Stunning Satellite Photo Shows Massive Lake Effect Snow Over Great Lakes

More than 65 inches of snow fell in Erie, Pennsylvania this week from the record-breaking lake effect storm that started on Christmas Eve. There are plenty of photos of the storm on the ground, but views from space reveal bizarre parallel clouds crossing over the Great Lakes. 

The “lake effect” snow storm in Erie happened when cold air, often from Canada, mixed with the relatively warm waters of the Great Lakes. The clouds formed from this process create “cloud streets,” which satellite imagery from the National Oceanic and Atmospheric Administration documented in this Christmas Day photo. As far as white Christmas pictures go, these sky-high streets are stunning: 

iodnesdis The National Oceanic and Atmospheric Administration captured parallel rows of clouds, known as "cloud streets," crossing over the Great Lakes during a lake effect snow storm on December 25,. These cloud formations helped deliver record-setting snowfall in Erie, Pennsylvania, where more than 60 inches of snow fell over a two-day period. NOAA

These types of clouds are likely unknown to many people in the country, as they’re most often seen in the Great Lakes region. CNN meteorologist Brandon Miller explained that the different temperatures between cold, windy air and the warm lakes causes instability. That “water provides a moisture source,” Miller told CNN. “When it gets over land, it deposits water vapor as snow.” The lake effect snow can cause concentrated areas of snow. “You can have 20 to 30 inches of snow, and five miles away only a couple of inches,” Miller said.

But what makes these strange clouds appear parallel? Cloud streets get their shape from the way the warm and cold air interact with each other, according to NOAA. The shape is created when warm air (like from the Great Lakes) rises on one side of the colder air above. Once the warmer air cools and water vapor condenses to form clouds, the once-warm air sinks to the other side. This creates the parallel cylinders, creating its namesake—cloud streets.

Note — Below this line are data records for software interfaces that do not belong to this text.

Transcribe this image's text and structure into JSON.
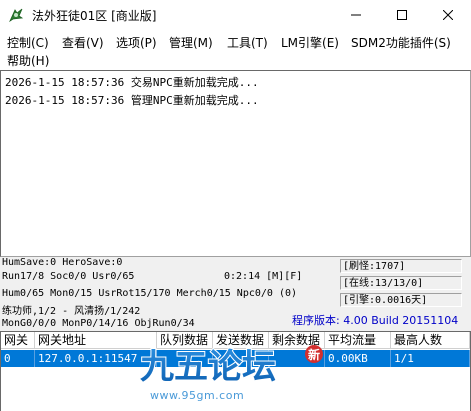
{
  "window": {
    "title": "法外狂徒01区 [商业版]"
  },
  "menu": {
    "items": [
      {
        "label": "控制(C)"
      },
      {
        "label": "查看(V)"
      },
      {
        "label": "选项(P)"
      },
      {
        "label": "管理(M)"
      },
      {
        "label": "工具(T)"
      },
      {
        "label": "LM引擎(E)"
      },
      {
        "label": "SDM2功能插件(S)"
      },
      {
        "label": "帮助(H)"
      }
    ]
  },
  "log": {
    "lines": [
      "2026-1-15 18:57:36 交易NPC重新加载完成...",
      "2026-1-15 18:57:36 管理NPC重新加载完成..."
    ]
  },
  "stats": {
    "line1": "HumSave:0 HeroSave:0",
    "line2": "Run17/8 Soc0/0 Usr0/65",
    "timer": "0:2:14 [M][F]",
    "line3": "Hum0/65 Mon0/15 UsrRot15/170 Merch0/15 Npc0/0 (0)",
    "line4": "练功师,1/2 - 风清扬/1/242",
    "line5": "MonG0/0/0 MonP0/14/16 ObjRun0/34",
    "box_monsters": "[刷怪:1707]",
    "box_online": "[在线:13/13/0]",
    "box_engine": "[引擎:0.0016天]",
    "version": "程序版本: 4.00 Build 20151104"
  },
  "gate_table": {
    "columns": [
      "网关",
      "网关地址",
      "队列数据",
      "发送数据",
      "剩余数据",
      "平均流量",
      "最高人数"
    ],
    "rows": [
      [
        "0",
        "127.0.0.1:11547",
        "",
        "",
        "",
        "0.00KB",
        "1/1"
      ]
    ]
  },
  "watermark": {
    "logo_text": "九五论坛",
    "badge": "新",
    "url": "www.95gm.com"
  },
  "colors": {
    "selection": "#0078d7",
    "version_text": "#0000c8",
    "watermark": "#1a7fd4"
  }
}
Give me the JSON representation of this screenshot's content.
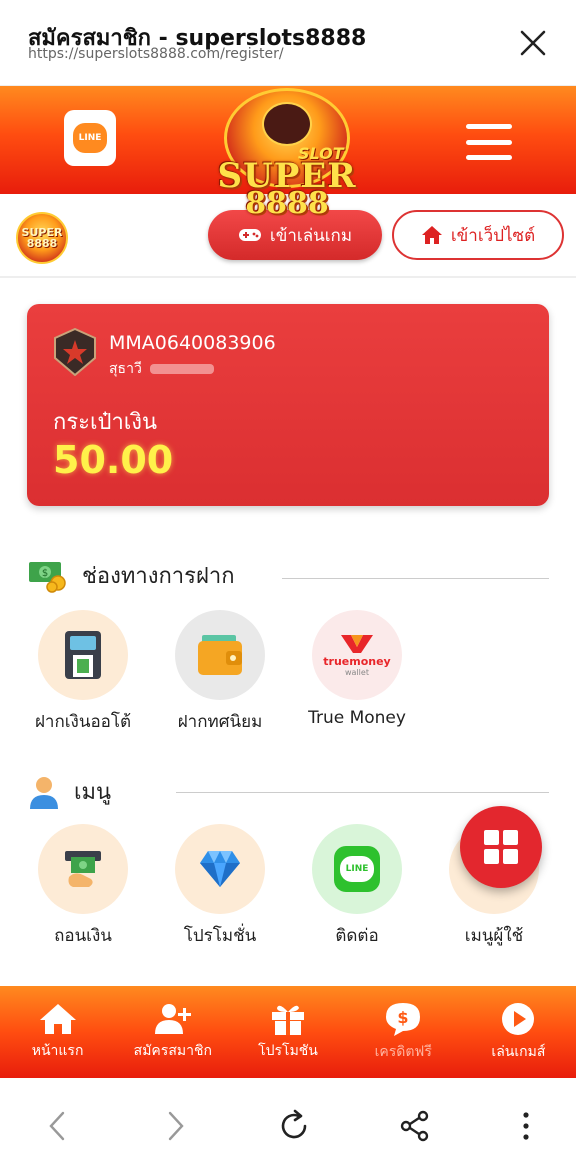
{
  "browser": {
    "title": "สมัครสมาชิก - superslots8888",
    "url": "https://superslots8888.com/register/"
  },
  "header": {
    "line_label": "LINE",
    "logo_line1": "SUPER",
    "logo_line2": "8888",
    "logo_slot": "SLOT"
  },
  "subheader": {
    "small_logo_line1": "SUPER",
    "small_logo_line2": "8888",
    "game_button": "เข้าเล่นเกม",
    "web_button": "เข้าเว็ปไซต์"
  },
  "account_card": {
    "username": "MMA0640083906",
    "display_name": "สุธาวี",
    "wallet_label": "กระเป๋าเงิน",
    "balance": "50.00"
  },
  "deposit_section": {
    "title": "ช่องทางการฝาก",
    "items": [
      {
        "label": "ฝากเงินออโต้",
        "icon": "atm-icon"
      },
      {
        "label": "ฝากทศนิยม",
        "icon": "wallet-icon"
      },
      {
        "label": "True Money",
        "icon": "truemoney-logo"
      }
    ],
    "truemoney_logo_text1": "truemoney",
    "truemoney_logo_text2": "wallet"
  },
  "menu_section": {
    "title": "เมนู",
    "items": [
      {
        "label": "ถอนเงิน",
        "icon": "cash-withdraw-icon"
      },
      {
        "label": "โปรโมชั่น",
        "icon": "diamond-icon"
      },
      {
        "label": "ติดต่อ",
        "icon": "line-icon"
      },
      {
        "label": "เมนูผู้ใช้",
        "icon": "grid-menu-icon"
      }
    ],
    "line_icon_text": "LINE"
  },
  "bottom_nav": [
    {
      "label": "หน้าแรก",
      "icon": "home-icon"
    },
    {
      "label": "สมัครสมาชิก",
      "icon": "add-user-icon"
    },
    {
      "label": "โปรโมชัน",
      "icon": "gift-icon"
    },
    {
      "label": "เครดิตฟรี",
      "icon": "coin-bubble-icon"
    },
    {
      "label": "เล่นเกมส์",
      "icon": "play-icon"
    }
  ],
  "colors": {
    "brand_red": "#e3272e",
    "header_orange": "#ff6a15",
    "balance_yellow": "#fff14a"
  }
}
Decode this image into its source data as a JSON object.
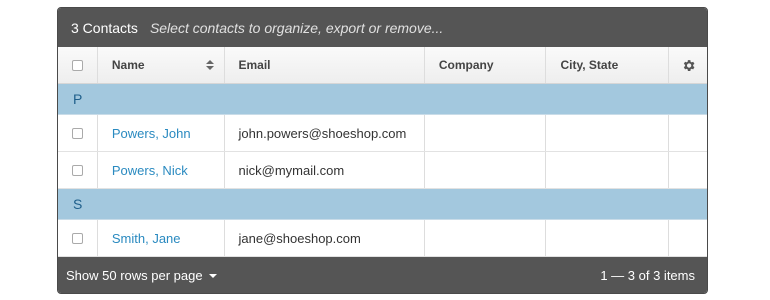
{
  "topbar": {
    "count_label": "3 Contacts",
    "hint": "Select contacts to organize, export or remove..."
  },
  "columns": {
    "name": "Name",
    "email": "Email",
    "company": "Company",
    "city_state": "City, State"
  },
  "groups": [
    {
      "letter": "P",
      "rows": [
        {
          "name": "Powers, John",
          "email": "john.powers@shoeshop.com",
          "company": "",
          "city_state": ""
        },
        {
          "name": "Powers, Nick",
          "email": "nick@mymail.com",
          "company": "",
          "city_state": ""
        }
      ]
    },
    {
      "letter": "S",
      "rows": [
        {
          "name": "Smith, Jane",
          "email": "jane@shoeshop.com",
          "company": "",
          "city_state": ""
        }
      ]
    }
  ],
  "footer": {
    "rows_per_page": "Show 50 rows per page",
    "pagination": "1 — 3 of 3 items"
  },
  "icons": {
    "gear": "gear-icon",
    "sort": "sort-icon",
    "dropdown": "chevron-down-icon"
  },
  "colors": {
    "bar": "#555555",
    "group_header": "#a3c8de",
    "link": "#2a8ac0"
  }
}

More snow is expected this weekend in the Great Lakes area, with an even stronger winter storm forecast in the Pacific Northwest and Northern Rockies.

The record-breaking lake effect snow in Erie seemed odd in the wake of one of the hottest years on record, especially with recent snow as far south as Florida and Texas. But the seeming paradox has a pretty simple explanation. All the extra snow, specifically in the Great Lakes region, is related to those warmer temperatures.

The temperature of the Great Lakes is expected to increase due to climate change, and the lakes will remain ice-free for more time throughout the year, according to NOAA’s Tom Di Liberto, who explained the paradox back in January. So long as Arctic air from Canada is mixing with the relatively warm waters of the lakes, there will be lake effect snow. Though, Di Liberto points out, once the cold air from the north becomes warmer over time, there would eventually be less lake effect snow. Instead, it would be rain.